Fantasy Sports Survey: 1 In 5 People Say They Have Passed Up Sex To Focus On Their Teams
People playing fantasy sports has long been a common occurence in offices across America. So to learn more about how fantasy sports fits into the average person’s life, TheSleepJudge.com surveyed 997 employed people with fantasy football and basketball teams.
What they discovered was not only interesting, it was more than a little surprising.
It turns out that the pursuit of office fantasy league glory comes at a steep price – paid for by employers and romantic partners.
For instance, participating in office fantasy sports costs companies $9,182 on average, per employee who participates in a fantasy sports league.
Other key findings include…
• Fantasy sports players in upper management positions on average waste more than $12k of their employer’s money annually – nearly 2x more than entry-level positions.
• More than 1 in 4 managers take an entire workday off to perfect their draft board; 4 in 10 leave work early for fantasy sports.
• Forty-eight percent of football fans and 54 percent of basketball fans were more excited about their fantasy team winning than they were about their real-life favorite team succeeding.
• Thirty-nine percent of managers and 27 percent of those in nonmanagement positions said they’ve left work early to attend a fantasy draft.
• Respondents admitted to spending upwards of half an hour on an average workday playing, researching, or discussing fantasy sports.
• Those in upper management positions wasting $9,797 worth of their employer’s money annually, on average.
• Entry-level employees and associates who played fantasy football on their boss’s dime cost companies $4,896 annually, on average.
• 17 percent of men and 27 percent of women preferred tracking the performances of their fantasy football or basketball teams over having sex.
• Fans also sacrificed family meals (30%) and plans with friends (27%) to focus on fantasy sports.
• More than 7 in 10 partners who shared a love of fantasy sports saw an improvement in their relationship during the season.
• Of those whose partners didn’t play with them, 73 percent said their relationship worsened during the fantasy season.
• The average payout for a fantasy football victory was nearly $500 – and around $300 for basketball.
• 1 in 3 players receive no punishment or an informal reprimand, only 12 percent of fantasy sports participants receive a suspension, demotion, or pay dock for playing at work.

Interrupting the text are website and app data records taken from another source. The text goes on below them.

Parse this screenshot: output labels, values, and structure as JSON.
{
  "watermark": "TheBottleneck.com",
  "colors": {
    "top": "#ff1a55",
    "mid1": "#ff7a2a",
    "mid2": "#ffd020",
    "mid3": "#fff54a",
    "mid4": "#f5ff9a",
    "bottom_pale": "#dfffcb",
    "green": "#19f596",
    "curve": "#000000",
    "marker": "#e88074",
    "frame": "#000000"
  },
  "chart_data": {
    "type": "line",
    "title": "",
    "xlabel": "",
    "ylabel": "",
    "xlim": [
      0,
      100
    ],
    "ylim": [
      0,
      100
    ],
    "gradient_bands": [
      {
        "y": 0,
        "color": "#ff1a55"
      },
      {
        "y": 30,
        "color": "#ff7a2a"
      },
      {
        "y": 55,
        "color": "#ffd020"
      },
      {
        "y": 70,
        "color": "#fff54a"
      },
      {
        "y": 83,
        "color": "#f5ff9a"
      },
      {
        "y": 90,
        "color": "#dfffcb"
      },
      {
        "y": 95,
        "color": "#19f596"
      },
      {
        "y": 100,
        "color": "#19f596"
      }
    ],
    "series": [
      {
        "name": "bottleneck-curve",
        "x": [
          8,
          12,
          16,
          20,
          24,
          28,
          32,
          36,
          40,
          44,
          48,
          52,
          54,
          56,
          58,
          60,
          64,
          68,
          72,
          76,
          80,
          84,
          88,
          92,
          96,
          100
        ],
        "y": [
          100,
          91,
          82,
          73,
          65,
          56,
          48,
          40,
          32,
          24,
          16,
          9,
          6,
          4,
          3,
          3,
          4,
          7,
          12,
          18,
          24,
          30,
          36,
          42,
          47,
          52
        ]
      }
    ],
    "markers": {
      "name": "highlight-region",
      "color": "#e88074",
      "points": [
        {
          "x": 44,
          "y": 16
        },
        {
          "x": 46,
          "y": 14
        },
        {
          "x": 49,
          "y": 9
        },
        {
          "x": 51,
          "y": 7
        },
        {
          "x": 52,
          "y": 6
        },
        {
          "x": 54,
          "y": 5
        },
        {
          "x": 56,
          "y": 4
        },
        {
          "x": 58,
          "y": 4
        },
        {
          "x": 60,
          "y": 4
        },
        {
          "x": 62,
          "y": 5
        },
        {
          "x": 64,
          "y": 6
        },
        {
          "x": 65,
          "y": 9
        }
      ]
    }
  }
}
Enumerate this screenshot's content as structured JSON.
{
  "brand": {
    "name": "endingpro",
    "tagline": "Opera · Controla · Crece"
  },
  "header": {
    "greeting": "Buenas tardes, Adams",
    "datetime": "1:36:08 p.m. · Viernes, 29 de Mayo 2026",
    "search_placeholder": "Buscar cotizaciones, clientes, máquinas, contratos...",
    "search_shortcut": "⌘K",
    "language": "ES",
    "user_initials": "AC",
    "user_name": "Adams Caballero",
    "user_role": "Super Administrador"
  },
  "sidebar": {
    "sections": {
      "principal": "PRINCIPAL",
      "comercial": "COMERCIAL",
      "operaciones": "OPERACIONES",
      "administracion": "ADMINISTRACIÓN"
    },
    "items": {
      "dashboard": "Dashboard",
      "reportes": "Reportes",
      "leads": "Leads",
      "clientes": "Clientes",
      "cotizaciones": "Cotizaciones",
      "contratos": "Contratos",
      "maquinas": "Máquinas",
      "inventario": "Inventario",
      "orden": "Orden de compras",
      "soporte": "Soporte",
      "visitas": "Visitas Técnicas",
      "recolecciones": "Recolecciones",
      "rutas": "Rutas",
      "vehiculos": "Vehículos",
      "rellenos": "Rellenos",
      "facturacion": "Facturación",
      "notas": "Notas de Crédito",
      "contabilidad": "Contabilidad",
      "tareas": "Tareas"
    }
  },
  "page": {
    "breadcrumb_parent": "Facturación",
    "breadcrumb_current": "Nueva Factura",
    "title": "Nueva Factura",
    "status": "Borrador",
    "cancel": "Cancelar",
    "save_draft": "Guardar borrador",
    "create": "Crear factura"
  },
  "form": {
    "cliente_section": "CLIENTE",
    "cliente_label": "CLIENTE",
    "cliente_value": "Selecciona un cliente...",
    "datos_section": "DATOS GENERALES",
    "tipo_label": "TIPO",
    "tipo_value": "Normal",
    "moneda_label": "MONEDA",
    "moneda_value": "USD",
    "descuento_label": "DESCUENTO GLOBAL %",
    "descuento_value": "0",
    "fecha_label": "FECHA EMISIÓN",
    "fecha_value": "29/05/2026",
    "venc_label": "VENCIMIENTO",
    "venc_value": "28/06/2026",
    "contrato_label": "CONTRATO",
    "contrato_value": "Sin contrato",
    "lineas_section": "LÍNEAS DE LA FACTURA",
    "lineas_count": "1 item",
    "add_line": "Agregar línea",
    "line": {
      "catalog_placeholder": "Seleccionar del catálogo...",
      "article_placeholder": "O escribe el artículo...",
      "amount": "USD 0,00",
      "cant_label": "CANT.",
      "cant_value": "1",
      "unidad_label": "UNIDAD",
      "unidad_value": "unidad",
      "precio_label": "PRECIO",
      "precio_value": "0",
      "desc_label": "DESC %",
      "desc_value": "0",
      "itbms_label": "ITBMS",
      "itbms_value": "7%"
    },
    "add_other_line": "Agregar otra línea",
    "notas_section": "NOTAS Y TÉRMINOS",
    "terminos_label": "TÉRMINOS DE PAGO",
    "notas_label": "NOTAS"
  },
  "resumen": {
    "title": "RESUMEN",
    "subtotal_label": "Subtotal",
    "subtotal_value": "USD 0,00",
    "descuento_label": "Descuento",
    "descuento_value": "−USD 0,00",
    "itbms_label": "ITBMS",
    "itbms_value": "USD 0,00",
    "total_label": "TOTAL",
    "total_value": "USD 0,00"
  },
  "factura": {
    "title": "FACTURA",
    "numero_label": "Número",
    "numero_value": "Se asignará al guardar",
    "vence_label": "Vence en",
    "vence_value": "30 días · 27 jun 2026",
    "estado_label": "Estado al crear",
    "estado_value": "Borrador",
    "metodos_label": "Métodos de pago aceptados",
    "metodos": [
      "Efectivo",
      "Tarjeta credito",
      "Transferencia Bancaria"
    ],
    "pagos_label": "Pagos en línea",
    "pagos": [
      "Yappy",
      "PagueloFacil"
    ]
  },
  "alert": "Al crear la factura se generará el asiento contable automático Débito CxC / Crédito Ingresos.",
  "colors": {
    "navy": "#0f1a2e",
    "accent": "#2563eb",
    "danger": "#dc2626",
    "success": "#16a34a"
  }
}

• Respondents who faced a punishment for placing last in their league admitted to dedicating a larger chunk of company time to fantasy success.